• DATA FOR REVIEW
• • • • •

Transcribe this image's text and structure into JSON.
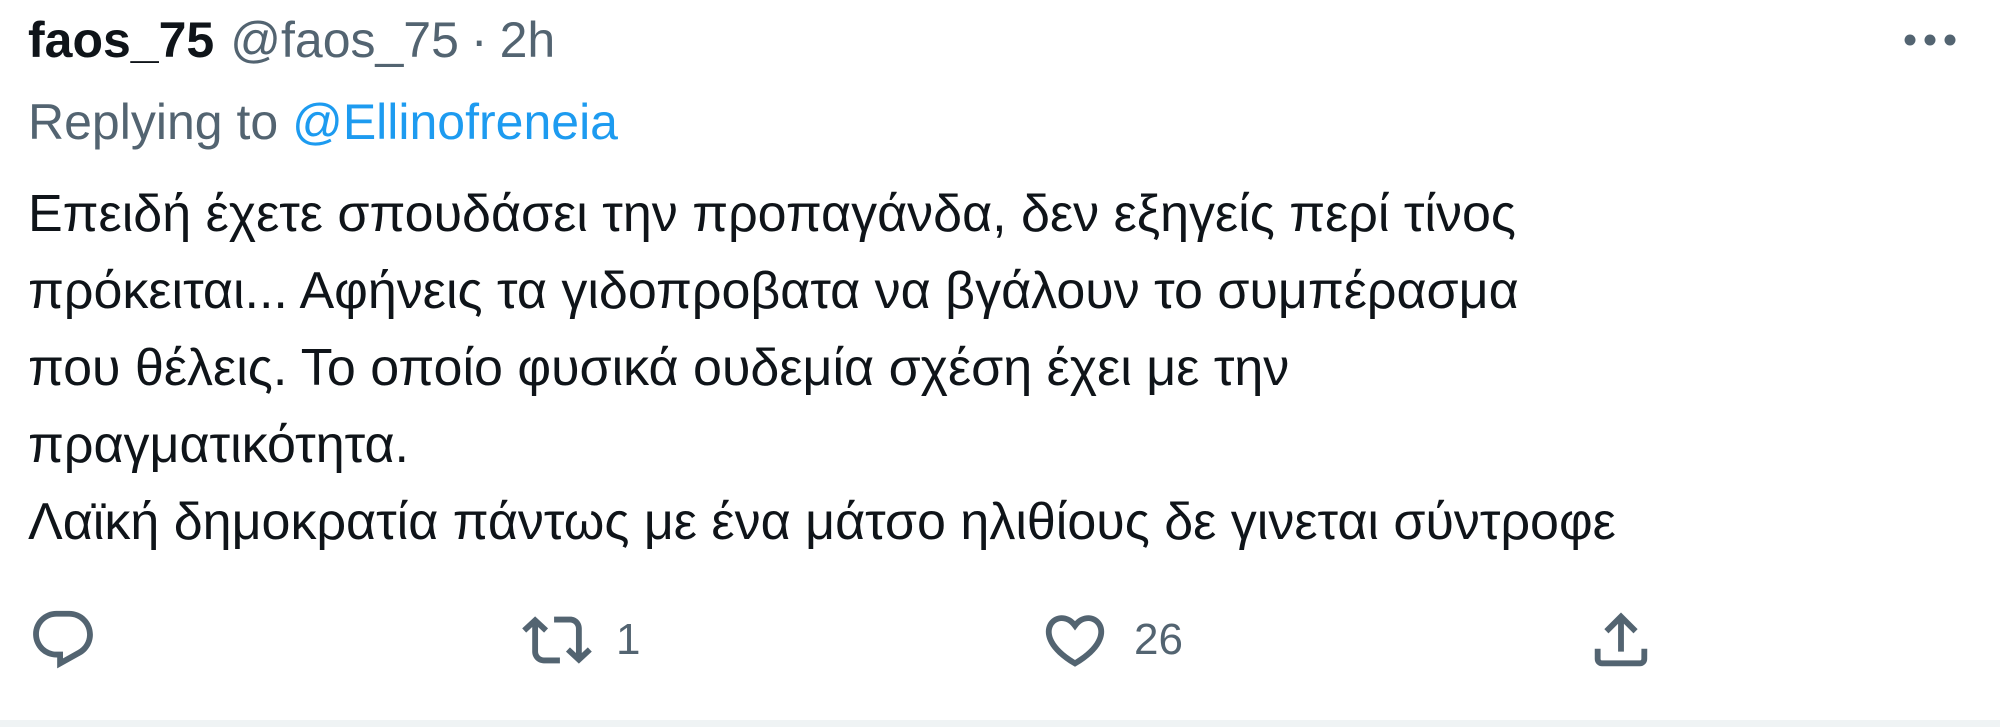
{
  "tweet": {
    "display_name": "faos_75",
    "handle": "@faos_75",
    "separator": "·",
    "time": "2h",
    "replying_prefix": "Replying to",
    "replying_to": "@Ellinofreneia",
    "body_lines": [
      "Επειδή έχετε σπουδάσει την προπαγάνδα, δεν εξηγείς περί τίνος",
      "πρόκειται... Αφήνεις τα γιδοπροβατα να βγάλουν το συμπέρασμα",
      "που θέλεις. Το οποίο φυσικά ουδεμία σχέση έχει με την",
      "πραγματικότητα.",
      "Λαϊκή δημοκρατία πάντως με ένα μάτσο ηλιθίους δε γινεται σύντροφε"
    ],
    "actions": {
      "reply_icon": "reply-icon",
      "retweet_icon": "retweet-icon",
      "retweet_count": "1",
      "like_icon": "heart-icon",
      "like_count": "26",
      "share_icon": "share-icon"
    },
    "more_icon": "more-icon"
  },
  "colors": {
    "text_primary": "#0f1419",
    "text_secondary": "#536471",
    "link": "#1d9bf0",
    "divider": "#eff3f4"
  }
}
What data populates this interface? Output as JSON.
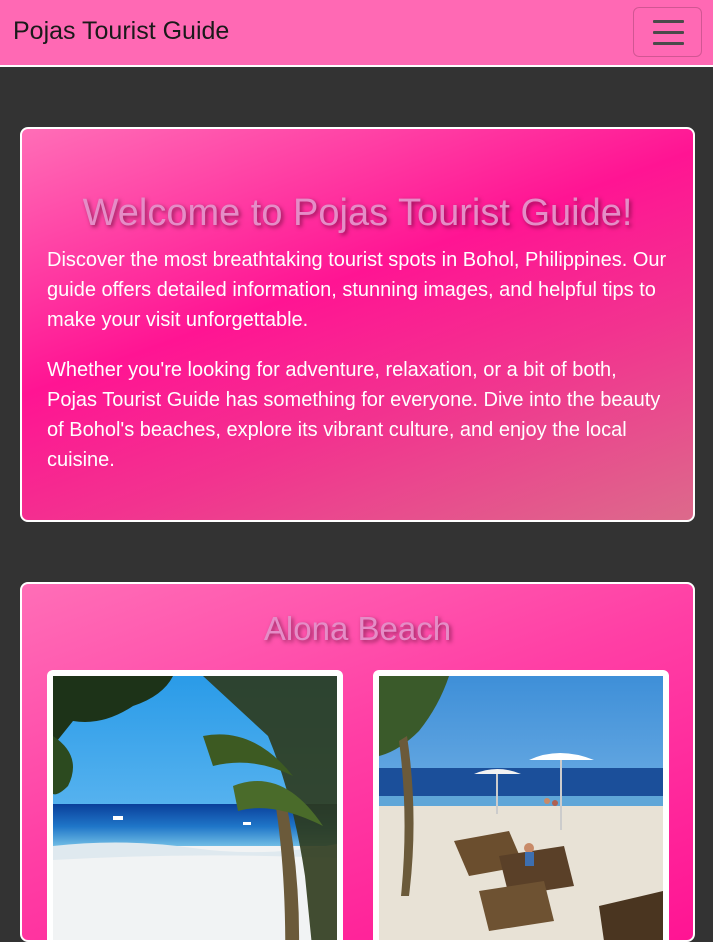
{
  "navbar": {
    "brand": "Pojas Tourist Guide",
    "toggler_icon": "hamburger-menu-icon",
    "background_color": "#ff69b4"
  },
  "hero": {
    "title": "Welcome to Pojas Tourist Guide!",
    "paragraphs": [
      "Discover the most breathtaking tourist spots in Bohol, Philippines. Our guide offers detailed information, stunning images, and helpful tips to make your visit unforgettable.",
      "Whether you're looking for adventure, relaxation, or a bit of both, Pojas Tourist Guide has something for everyone. Dive into the beauty of Bohol's beaches, explore its vibrant culture, and enjoy the local cuisine."
    ]
  },
  "destination": {
    "title": "Alona Beach",
    "images": [
      {
        "subject": "palm-trees-and-sea-photo"
      },
      {
        "subject": "beach-umbrellas-and-loungers-photo"
      }
    ]
  },
  "colors": {
    "page_background": "#333333",
    "accent_pink": "#ff1493",
    "heading_pink": "#e58dc7",
    "card_border": "#ffffff"
  }
}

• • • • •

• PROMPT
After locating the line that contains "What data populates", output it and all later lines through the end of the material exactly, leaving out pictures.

• EXERCISE ANSWER
What data populates this interface? Output as JSON.
{
  "navbar": {
    "brand": "Pojas Tourist Guide",
    "toggler_icon": "hamburger-menu-icon",
    "background_color": "#ff69b4"
  },
  "hero": {
    "title": "Welcome to Pojas Tourist Guide!",
    "paragraphs": [
      "Discover the most breathtaking tourist spots in Bohol, Philippines. Our guide offers detailed information, stunning images, and helpful tips to make your visit unforgettable.",
      "Whether you're looking for adventure, relaxation, or a bit of both, Pojas Tourist Guide has something for everyone. Dive into the beauty of Bohol's beaches, explore its vibrant culture, and enjoy the local cuisine."
    ]
  },
  "destination": {
    "title": "Alona Beach",
    "images": [
      {
        "subject": "palm-trees-and-sea-photo"
      },
      {
        "subject": "beach-umbrellas-and-loungers-photo"
      }
    ]
  },
  "colors": {
    "page_background": "#333333",
    "accent_pink": "#ff1493",
    "heading_pink": "#e58dc7",
    "card_border": "#ffffff"
  }
}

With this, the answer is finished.